When purchasing Roll-off and or Hook-lift containers it will be very helpful if you have basic knowledge and understanding of Steel Gauges, what they are and how they work. When it comes to containers two main structural features to focus on are sheet steel used on the floor & sides of the container and the tubing used for the main and top rails.
I will start with the Wall thickness for Tubing which is typically referred to in decimal form (.250) when being purchased from the mill or service centers. You may see it referred to either in Decimal (.250) or fraction (1/4”) form when being quoted from different Container manufacturers. Wall thickness of tubing is hard to detect but can easily be understood. An easy way to determine the wall thickness of a certain tube would be to look at the radius on any of the four corners of the tube, the rule to use is that the radius is 2 times the wall thickness, so the radius of a ¼” tube should measure ½” on the outside.
Sheet steel is referred in gauges, which can be a little more complex to understand for someone that is not familiar with how it is measured. With sheet steel there is a range or tolerance that allows the steel of different thickness to still be consider the same gauge.
The larger the gauge number the thinner the steel.
Example of the most common gauges used in container manufacturing
12 gauge steel range in decimal form is .0972 - .1120 or the Gauge Decimal of .1046
10 gauge steel range in decimal form is .1271 - .1419 or the Gauge Decimal of .1345
7 gauge steel range in decimal form is .1719 - .1868 or the Gauge Decimal of .1793
The following chart should help explain the basic of steel thickness of sheet steel and tubing wall thicknesses.
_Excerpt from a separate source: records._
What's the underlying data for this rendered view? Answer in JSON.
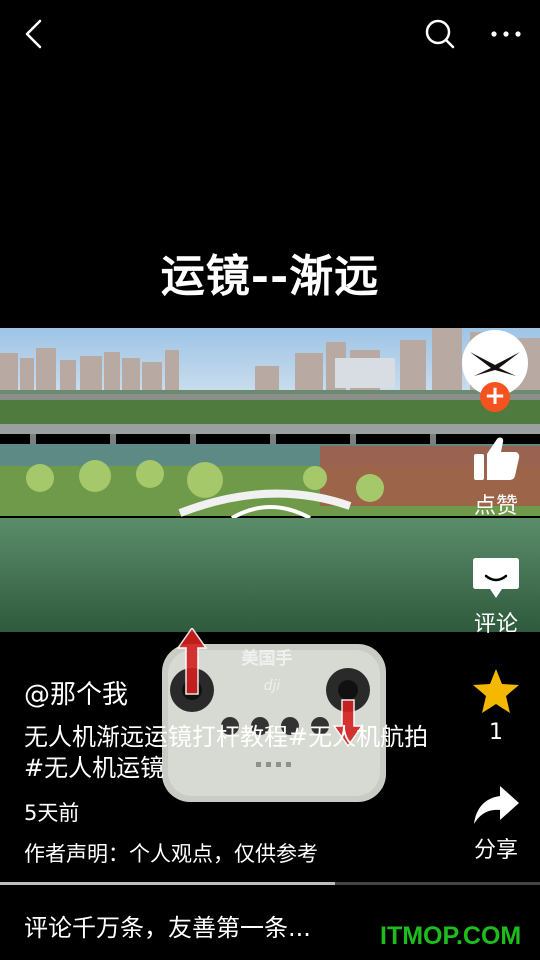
{
  "overlay_title": "运镜--渐远",
  "controller_caption": "美国手",
  "controller_brand": "dji",
  "author": {
    "name": "@那个我"
  },
  "description": "无人机渐远运镜打杆教程#无人机航拍#无人机运镜",
  "time": "5天前",
  "declaration": "作者声明：个人观点，仅供参考",
  "actions": {
    "like_label": "点赞",
    "comment_label": "评论",
    "favorite_count": "1",
    "share_label": "分享"
  },
  "progress": 0.62,
  "comment_input": {
    "placeholder": "评论千万条，友善第一条..."
  },
  "watermark": "ITMOP.COM",
  "colors": {
    "follow_badge": "#f4531f",
    "star": "#f5b800",
    "watermark": "#1dbd1d"
  }
}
Once the material thickness exceeds 7 ga. generally in the container business it is then referred to in the fraction form.